|US4544872 *||Apr 4, 1984||Oct 1, 1985||Pioneer Electronic Corporation||Tracking servo control system for an information read-out system|
|US4553228 *||Mar 7, 1983||Nov 12, 1985||Thomson-Csf||Mobile pre-etched data carrier and an optical tracking device using such a carrier|
|US4561082 *||Jun 13, 1983||Dec 24, 1985||Thomson-Csf||Process and system for optical recording and reading on a mobile data carrier|
|US4562564 *||Mar 9, 1983||Dec 31, 1985||Thomson-Csf||Process and optical device for generating signals controlling the position of a scanning spot of the tracks of a data carrier|
|US4660191 *||Nov 30, 1984||Apr 21, 1987||Pioneer Electronic Corporation||Tracking signal error generator for optical information devices|
|US4707816 *||Dec 8, 1986||Nov 17, 1987||Hitachi, Ltd.||Method and apparatus for composite wobbled and push-pull tracking servo system|
|US4712206 *||Feb 27, 1987||Dec 8, 1987||Canon Kabushiki Kaisha||Tracking error signal detecting device with a two-beam system for use in an optical information memory|
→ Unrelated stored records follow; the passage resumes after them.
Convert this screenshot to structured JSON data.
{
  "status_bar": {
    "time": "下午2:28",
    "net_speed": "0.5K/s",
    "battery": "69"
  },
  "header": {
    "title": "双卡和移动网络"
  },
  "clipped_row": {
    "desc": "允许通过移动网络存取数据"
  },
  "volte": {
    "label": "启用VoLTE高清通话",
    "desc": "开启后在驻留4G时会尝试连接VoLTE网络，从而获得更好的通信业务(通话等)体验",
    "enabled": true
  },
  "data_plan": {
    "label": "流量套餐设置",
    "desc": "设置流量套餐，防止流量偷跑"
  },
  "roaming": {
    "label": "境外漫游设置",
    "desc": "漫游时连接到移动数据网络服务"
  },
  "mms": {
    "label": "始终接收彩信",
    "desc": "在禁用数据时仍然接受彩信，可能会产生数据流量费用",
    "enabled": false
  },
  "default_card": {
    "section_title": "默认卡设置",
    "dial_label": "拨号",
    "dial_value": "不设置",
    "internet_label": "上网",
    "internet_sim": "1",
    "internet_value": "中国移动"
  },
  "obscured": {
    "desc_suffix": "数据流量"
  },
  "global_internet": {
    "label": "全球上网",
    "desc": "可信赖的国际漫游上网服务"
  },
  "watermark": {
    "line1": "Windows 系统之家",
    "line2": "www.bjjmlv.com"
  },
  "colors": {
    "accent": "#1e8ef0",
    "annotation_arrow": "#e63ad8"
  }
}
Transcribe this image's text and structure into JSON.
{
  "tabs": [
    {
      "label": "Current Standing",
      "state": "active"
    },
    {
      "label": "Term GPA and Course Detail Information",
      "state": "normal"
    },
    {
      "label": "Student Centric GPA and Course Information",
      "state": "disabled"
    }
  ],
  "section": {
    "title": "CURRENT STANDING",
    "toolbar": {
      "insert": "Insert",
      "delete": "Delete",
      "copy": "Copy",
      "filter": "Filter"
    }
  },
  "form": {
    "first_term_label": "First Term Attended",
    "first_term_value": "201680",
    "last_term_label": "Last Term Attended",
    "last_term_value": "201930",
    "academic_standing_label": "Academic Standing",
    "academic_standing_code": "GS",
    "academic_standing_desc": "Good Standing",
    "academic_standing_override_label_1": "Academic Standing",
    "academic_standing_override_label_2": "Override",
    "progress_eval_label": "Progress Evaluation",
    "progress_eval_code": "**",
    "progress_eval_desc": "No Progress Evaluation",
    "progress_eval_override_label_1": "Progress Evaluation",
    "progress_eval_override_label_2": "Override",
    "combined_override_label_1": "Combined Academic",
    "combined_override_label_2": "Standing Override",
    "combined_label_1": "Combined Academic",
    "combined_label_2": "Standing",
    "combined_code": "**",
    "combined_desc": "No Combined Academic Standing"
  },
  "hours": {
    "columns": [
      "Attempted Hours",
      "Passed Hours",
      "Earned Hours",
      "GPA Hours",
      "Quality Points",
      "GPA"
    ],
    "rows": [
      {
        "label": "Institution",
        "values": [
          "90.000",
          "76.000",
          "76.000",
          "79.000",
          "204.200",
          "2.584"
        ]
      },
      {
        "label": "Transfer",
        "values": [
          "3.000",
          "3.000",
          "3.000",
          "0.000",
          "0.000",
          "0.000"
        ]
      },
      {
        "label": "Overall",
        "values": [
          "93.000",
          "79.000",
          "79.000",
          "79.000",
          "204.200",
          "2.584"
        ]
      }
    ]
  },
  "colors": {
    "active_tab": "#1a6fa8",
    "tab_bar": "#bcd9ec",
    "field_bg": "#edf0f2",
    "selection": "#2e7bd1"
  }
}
|US4748609 *||Mar 28, 1986||May 31, 1988||Hitachi, Ltd.||Method and apparatus for composite tracking servo system with track offset correction and rotary optical disc having at least one correction mark for correcting track offset|
|Citing Patent||Filing date||Publication date||Applicant||Title|
|US5144609 *||Nov 22, 1988||Sep 1, 1992||Hitachi, Ltd.||Apparatus for tracking an optical disc|
|US5214629 *||Feb 26, 1990||May 25, 1993||Hitachi Maxell, Ltd.||Optical disc having a high-speed access capability and reading apparatus therefor|
|US5218588 *||Jun 11, 1991||Jun 8, 1993||Ricoh Company, Ltd.||Focus offset correction method|
|US5222057 *||Dec 3, 1990||Jun 22, 1993||Ricoh Company, Ltd.||Tracking servo method used in an optical disk drive unit|
|US5272686 *||Mar 5, 1992||Dec 21, 1993||Ricoh Company, Ltd.||Servo signal generator for optical disk driving apparatus|
|US5321675 *||Feb 28, 1989||Jun 14, 1994||Mitsubishi Denki Kabushiki Kaisha||Pit spacing in the servo field of an optical disk for speed and direction detection and data retrieval|
|US5396477 *||Sep 13, 1989||Mar 7, 1995||Hitachi, Ltd.||Light spot positioning method and optical disc memory apparatus employing the same|
|U.S. Classification||369/44.35, 369/44.34, G9B/7.077, G9B/7.045|
|International Classification||G11B7/09, G11B7/085|
|Cooperative Classification||G11B7/08517, G11B7/0901|
|European Classification||G11B7/09A, G11B7/085A2|
|Apr 10, 1990||AS||Assignment|
Owner name: HITACHI, LTD., JAPAN
Free format text: ASSIGNMENT OF ASSIGNORS INTEREST.;ASSIGNORS:SAITOH, TADASHI;TAKEUCCHI, TAKASHI;HIRABAYASHI, MASAYUKI;AND OTHERS;REEL/FRAME:005300/0489
Effective date: 19880322
|Jan 3, 1994||FPAY||Fee payment|
Year of fee payment: 4
|Feb 2, 1998||FPAY||Fee payment|
Year of fee payment: 8
|Jan 29, 2002||FPAY||Fee payment|
Year of fee payment: 12